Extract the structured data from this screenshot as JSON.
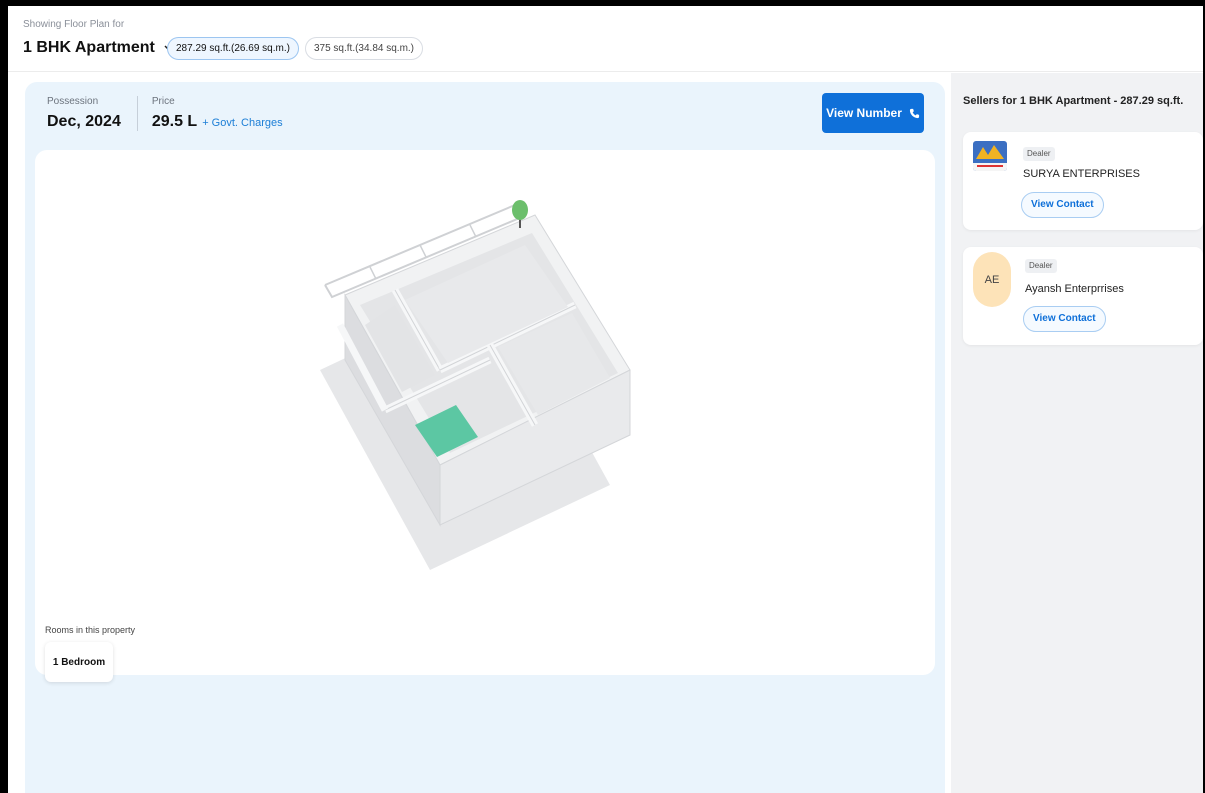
{
  "header": {
    "showing_label": "Showing Floor Plan for",
    "config_title": "1 BHK Apartment",
    "area_options": [
      "287.29 sq.ft.(26.69 sq.m.)",
      "375 sq.ft.(34.84 sq.m.)"
    ],
    "selected_area_index": 0
  },
  "property": {
    "possession_label": "Possession",
    "possession_value": "Dec, 2024",
    "price_label": "Price",
    "price_value": "29.5 L",
    "govt_charges": "+ Govt. Charges",
    "view_number_label": "View Number"
  },
  "plan": {
    "rooms_label": "Rooms in this property",
    "rooms": [
      "1 Bedroom"
    ]
  },
  "sellers": {
    "title": "Sellers for 1 BHK Apartment - 287.29 sq.ft.",
    "items": [
      {
        "type_label": "Dealer",
        "name": "SURYA ENTERPRISES",
        "contact_label": "View Contact",
        "logo": "company-logo"
      },
      {
        "type_label": "Dealer",
        "name": "Ayansh Enterprrises",
        "contact_label": "View Contact",
        "avatar_initials": "AE"
      }
    ]
  },
  "colors": {
    "accent": "#0f70d9",
    "panel_bg": "#eaf4fc",
    "sidebar_bg": "#f1f2f4",
    "avatar_bg": "#fde3b8",
    "room_highlight": "#5cc7a3",
    "tree_green": "#6cbf6c"
  },
  "icons": {
    "dropdown": "chevron-down-icon",
    "phone": "phone-icon"
  }
}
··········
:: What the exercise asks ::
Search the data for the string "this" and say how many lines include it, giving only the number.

:: Output of the task ::
2